DaimlerChrysler is leading the charge into the Indian car market.
German car manufacturers are convinced India has huge potential. In the capital city of Delhi alone, 550 new cars are delivered every day.
Now the Germans want a piece of the pie. In June, Porsche opened dealerships, followed one month later by Audi. DaimlerChrysler is taking orders for its new super-posh limousine, the Maybach, and rival BMW is also looking for ways to enter the market.
Times are changing
That German cars sales in India would dramatically increase seemed unlikely as recently as the 1980s. At the time, Indians exclusively drove domestically produced models, which were comparatively -- car enthusiasts agreed -- low quality. They also had to be ordered months in advance.
Much has changed: New car sales in India climbed 30 percent in 2003, according to Pankaj Gupta, of the Society of Indian Automobile Manufacturers. And German cars are increasingly available and highly coveted.
India, like China, a growing market

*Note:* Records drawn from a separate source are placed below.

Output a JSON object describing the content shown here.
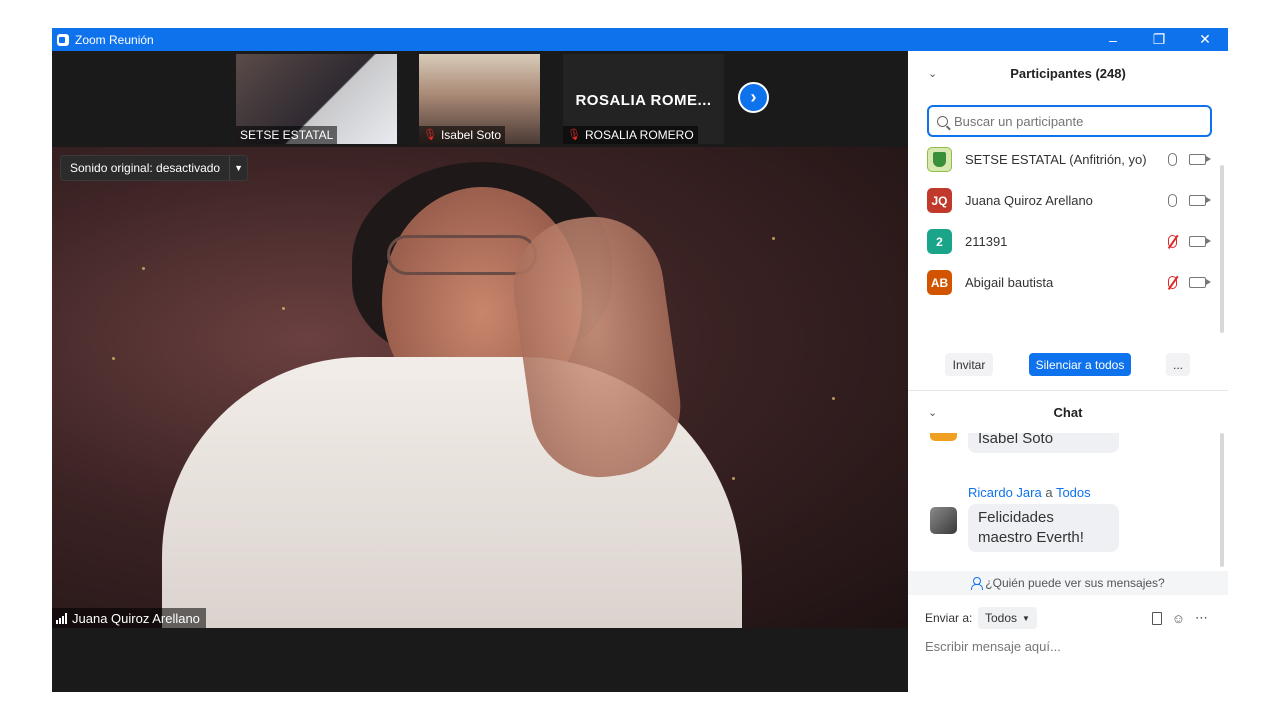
{
  "window": {
    "title": "Zoom Reunión"
  },
  "thumbnails": [
    {
      "name": "SETSE ESTATAL"
    },
    {
      "name": "Isabel Soto"
    },
    {
      "name": "ROSALIA ROMERO",
      "display_name": "ROSALIA  ROME..."
    }
  ],
  "main_video": {
    "sound_button": "Sonido original: desactivado",
    "speaker_name": "Juana Quiroz Arellano"
  },
  "participants": {
    "title": "Participantes (248)",
    "search_placeholder": "Buscar un participante",
    "list": [
      {
        "initials": "",
        "name": "SETSE ESTATAL (Anfitrión, yo)",
        "avatar_color": "#d9e8b0",
        "mic": "on"
      },
      {
        "initials": "JQ",
        "name": "Juana Quiroz Arellano",
        "avatar_color": "#c0392b",
        "mic": "on"
      },
      {
        "initials": "2",
        "name": "211391",
        "avatar_color": "#1aa58a",
        "mic": "muted"
      },
      {
        "initials": "AB",
        "name": "Abigail bautista",
        "avatar_color": "#d35400",
        "mic": "muted"
      }
    ],
    "buttons": {
      "invite": "Invitar",
      "mute_all": "Silenciar a todos",
      "more": "..."
    }
  },
  "chat": {
    "title": "Chat",
    "messages": [
      {
        "text": "Isabel Soto"
      },
      {
        "sender": "Ricardo Jara",
        "connector": "a",
        "recipient": "Todos",
        "text": "Felicidades maestro Everth!"
      }
    ],
    "who_can_see": "¿Quién puede ver sus mensajes?",
    "send_to_label": "Enviar a:",
    "send_to_value": "Todos",
    "input_placeholder": "Escribir mensaje aquí..."
  }
}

According to Gupta, sales of new cars topped the one million mark for the first time in 2003.
"People's incomes have grown, which means that there's a market for DaimlerChrysler of about 8 to 10 percent," he said.
Indian street scene
1994, DaimlerChrysler started producing cars in India as part of a joint venture -- with great success. Between 2000 and 2003, production grew 50 percent to 1,700 cars.
While that might seem a small number considering India has a population of more than a billion, it's not when one takes into account that there's only six cars per 1,000 Indians.
That could change if current economic growth figures of 8 percent continue. Experts estimate 50 million people graduate from the middle class to the upper middle class each year. These are the luxury car buyers of tomorrow.
The situation in India is similar to that in China a decade ago. Today, China is well on its way to becoming the world's third largest car market.
BMW investigating the market
After success in China, BMW is also hoping for the same in India. "The Chinese call BMW's 'Bao ma', which means valuable horse," said Eckhard Wannieck, a spokesman for the company. "I think that we have a similar positive reputation in India."
BMW's Formula 1 cars are not a model most Chinese buy
China, BMW has a factory with 3,000 employees cranking out cars. Now it is looking into the possibility of starting production in India. Many cities, including Calcutta and Cochin, are under consideration. When and where BMW will lay the cornerstone of its Indian operations remains to be seen. But one thing's clear: All German car makers believe India is one of the biggest -- and until now most neglected -- car market in the world.